“Earthquakes are a threat to us since we live in California and it is our job to be prepared.” Diane Kooken, wife of Kurt Mechaley and mother of Kathryn Mechaley has experienced many earthquakes throughout her life. She knows of the danger and does her part to try to be safe. Living in Pasadena, she knows an earthquake can strike at any moment.
Kooken has been part of earthquakes since she was a child. When she was twelve years old she experienced the Sylmar earthquake that was located in the San Fernando Valley and took place on February 9th, 1971. This was a quake of the magnitude 6.5-6.7. Kooken was sleeping when she awoke the earth trembling at six in the morning. Her instincts took over and she rushed out of bed, into the doorway right as the mirror above her bed crashed down where she would have been if she was still snoozing. She was terrified in these moments! In her neighborhood many chimneys and fireplaces were affected. When this earthquake ended there were 65 killed and $500 million in damage.
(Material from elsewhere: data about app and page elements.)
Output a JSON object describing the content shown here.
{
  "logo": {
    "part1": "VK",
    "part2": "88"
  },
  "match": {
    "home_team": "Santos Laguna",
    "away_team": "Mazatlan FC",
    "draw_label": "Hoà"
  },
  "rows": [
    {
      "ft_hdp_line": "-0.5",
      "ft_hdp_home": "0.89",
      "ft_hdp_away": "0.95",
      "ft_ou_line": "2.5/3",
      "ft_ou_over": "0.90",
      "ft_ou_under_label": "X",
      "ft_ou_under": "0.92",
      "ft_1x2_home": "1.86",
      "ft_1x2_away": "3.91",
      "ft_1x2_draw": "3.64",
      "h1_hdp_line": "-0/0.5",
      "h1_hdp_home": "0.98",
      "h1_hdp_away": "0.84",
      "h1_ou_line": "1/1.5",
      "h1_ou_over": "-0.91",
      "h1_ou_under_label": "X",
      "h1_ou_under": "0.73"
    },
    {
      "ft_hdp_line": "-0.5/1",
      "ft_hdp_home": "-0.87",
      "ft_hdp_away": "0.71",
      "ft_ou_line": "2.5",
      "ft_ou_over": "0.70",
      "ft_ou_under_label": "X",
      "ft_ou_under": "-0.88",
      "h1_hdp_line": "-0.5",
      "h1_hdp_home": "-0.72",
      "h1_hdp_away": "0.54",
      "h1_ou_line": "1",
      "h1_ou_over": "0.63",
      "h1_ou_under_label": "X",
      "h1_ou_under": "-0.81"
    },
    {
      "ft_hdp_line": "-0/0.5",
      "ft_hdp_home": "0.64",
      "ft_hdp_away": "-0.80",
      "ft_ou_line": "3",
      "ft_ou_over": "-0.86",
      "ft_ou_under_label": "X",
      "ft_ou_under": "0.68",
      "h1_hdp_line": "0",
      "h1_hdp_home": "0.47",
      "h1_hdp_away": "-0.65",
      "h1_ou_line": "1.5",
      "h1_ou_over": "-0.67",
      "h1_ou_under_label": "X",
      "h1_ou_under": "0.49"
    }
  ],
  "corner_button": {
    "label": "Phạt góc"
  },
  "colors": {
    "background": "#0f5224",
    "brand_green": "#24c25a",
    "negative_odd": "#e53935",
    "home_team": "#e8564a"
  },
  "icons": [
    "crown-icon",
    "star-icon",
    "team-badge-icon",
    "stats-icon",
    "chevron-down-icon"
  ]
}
On October 17, 1989, another earthquake struck, this time reaching a magnitude of 6.9. It’s name was Loma Prieta and was at the Santa Cruz section of the San Andreas Fault. It was 5.04 p.m. and a game was being played for the World Series at Candlestick Park, San Francisco. This was the first earthquake broadcasted on television. Kooken was working in Los Angeles, when suddenly her door slammed shut. The earthquake was so strong and Kooken was very shocked. This earthquake caused lots of damage including a double decker freeway collapsing, 63 deaths, and $6 billion dollars in property damage.
One last vivid memory was when the Northridge earthquake came and destroyed many of Kooken’s friends’ houses. She was filled with sorrow at the challenges they faced. This earthquake was the first to strike directly under an urban area since the 1933 Long Beach quake. It arrived on January 17, 1994, at 4:30 in the morning and was a 6.7 earthquake.
In conclusion, earthquakes are a challenge we face in California and the only thing we can do is prepare and keep researching. Kooken gave some tips to help get ready for earthquakes. First of all you should have a supply of water and food for the worst case, establish safe places in your home, hang pictures and mirrors away from beds and furniture, and develop an emergency communications plan. “Remember to always be ready!”